**Work order:** Make an exact reproduction of all the data.

**Data section:**
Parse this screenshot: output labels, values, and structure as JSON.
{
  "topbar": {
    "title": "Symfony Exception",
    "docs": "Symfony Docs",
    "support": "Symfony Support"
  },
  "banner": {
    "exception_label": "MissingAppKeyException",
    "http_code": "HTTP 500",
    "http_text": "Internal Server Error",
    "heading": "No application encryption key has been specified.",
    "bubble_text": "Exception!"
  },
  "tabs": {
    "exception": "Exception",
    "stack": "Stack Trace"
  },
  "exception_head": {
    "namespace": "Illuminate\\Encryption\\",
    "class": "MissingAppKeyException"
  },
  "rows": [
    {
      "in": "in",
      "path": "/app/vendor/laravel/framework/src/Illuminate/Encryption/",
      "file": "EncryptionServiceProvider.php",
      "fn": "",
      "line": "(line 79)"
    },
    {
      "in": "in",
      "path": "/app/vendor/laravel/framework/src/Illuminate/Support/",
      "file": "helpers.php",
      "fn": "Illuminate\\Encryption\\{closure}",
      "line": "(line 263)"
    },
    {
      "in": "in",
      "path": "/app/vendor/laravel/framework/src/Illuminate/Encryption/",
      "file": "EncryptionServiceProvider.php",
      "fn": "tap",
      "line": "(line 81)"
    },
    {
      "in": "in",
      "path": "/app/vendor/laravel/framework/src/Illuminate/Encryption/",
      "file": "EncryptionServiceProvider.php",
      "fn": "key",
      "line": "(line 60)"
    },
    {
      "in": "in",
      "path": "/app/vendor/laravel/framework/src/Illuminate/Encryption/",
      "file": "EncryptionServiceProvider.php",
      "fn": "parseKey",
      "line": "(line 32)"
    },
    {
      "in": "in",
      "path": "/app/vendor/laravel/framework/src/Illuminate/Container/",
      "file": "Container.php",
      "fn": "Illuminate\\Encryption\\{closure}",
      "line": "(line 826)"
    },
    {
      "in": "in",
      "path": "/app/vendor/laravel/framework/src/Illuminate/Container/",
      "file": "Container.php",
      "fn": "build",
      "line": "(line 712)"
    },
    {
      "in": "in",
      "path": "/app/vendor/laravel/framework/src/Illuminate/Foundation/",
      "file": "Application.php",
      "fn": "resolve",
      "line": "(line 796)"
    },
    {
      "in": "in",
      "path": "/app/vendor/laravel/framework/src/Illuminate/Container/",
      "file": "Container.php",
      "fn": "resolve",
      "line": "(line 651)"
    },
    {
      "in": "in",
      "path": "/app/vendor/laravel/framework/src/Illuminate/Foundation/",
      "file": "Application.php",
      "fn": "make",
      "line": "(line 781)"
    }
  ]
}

**Response:**
Parse this screenshot: output labels, values, and structure as JSON.
{
  "topbar": {
    "title": "Symfony Exception",
    "docs": "Symfony Docs",
    "support": "Symfony Support"
  },
  "banner": {
    "exception_label": "MissingAppKeyException",
    "http_code": "HTTP 500",
    "http_text": "Internal Server Error",
    "heading": "No application encryption key has been specified.",
    "bubble_text": "Exception!"
  },
  "tabs": {
    "exception": "Exception",
    "stack": "Stack Trace"
  },
  "exception_head": {
    "namespace": "Illuminate\\Encryption\\",
    "class": "MissingAppKeyException"
  },
  "rows": [
    {
      "in": "in",
      "path": "/app/vendor/laravel/framework/src/Illuminate/Encryption/",
      "file": "EncryptionServiceProvider.php",
      "fn": "",
      "line": "(line 79)"
    },
    {
      "in": "in",
      "path": "/app/vendor/laravel/framework/src/Illuminate/Support/",
      "file": "helpers.php",
      "fn": "Illuminate\\Encryption\\{closure}",
      "line": "(line 263)"
    },
    {
      "in": "in",
      "path": "/app/vendor/laravel/framework/src/Illuminate/Encryption/",
      "file": "EncryptionServiceProvider.php",
      "fn": "tap",
      "line": "(line 81)"
    },
    {
      "in": "in",
      "path": "/app/vendor/laravel/framework/src/Illuminate/Encryption/",
      "file": "EncryptionServiceProvider.php",
      "fn": "key",
      "line": "(line 60)"
    },
    {
      "in": "in",
      "path": "/app/vendor/laravel/framework/src/Illuminate/Encryption/",
      "file": "EncryptionServiceProvider.php",
      "fn": "parseKey",
      "line": "(line 32)"
    },
    {
      "in": "in",
      "path": "/app/vendor/laravel/framework/src/Illuminate/Container/",
      "file": "Container.php",
      "fn": "Illuminate\\Encryption\\{closure}",
      "line": "(line 826)"
    },
    {
      "in": "in",
      "path": "/app/vendor/laravel/framework/src/Illuminate/Container/",
      "file": "Container.php",
      "fn": "build",
      "line": "(line 712)"
    },
    {
      "in": "in",
      "path": "/app/vendor/laravel/framework/src/Illuminate/Foundation/",
      "file": "Application.php",
      "fn": "resolve",
      "line": "(line 796)"
    },
    {
      "in": "in",
      "path": "/app/vendor/laravel/framework/src/Illuminate/Container/",
      "file": "Container.php",
      "fn": "resolve",
      "line": "(line 651)"
    },
    {
      "in": "in",
      "path": "/app/vendor/laravel/framework/src/Illuminate/Foundation/",
      "file": "Application.php",
      "fn": "make",
      "line": "(line 781)"
    }
  ]
}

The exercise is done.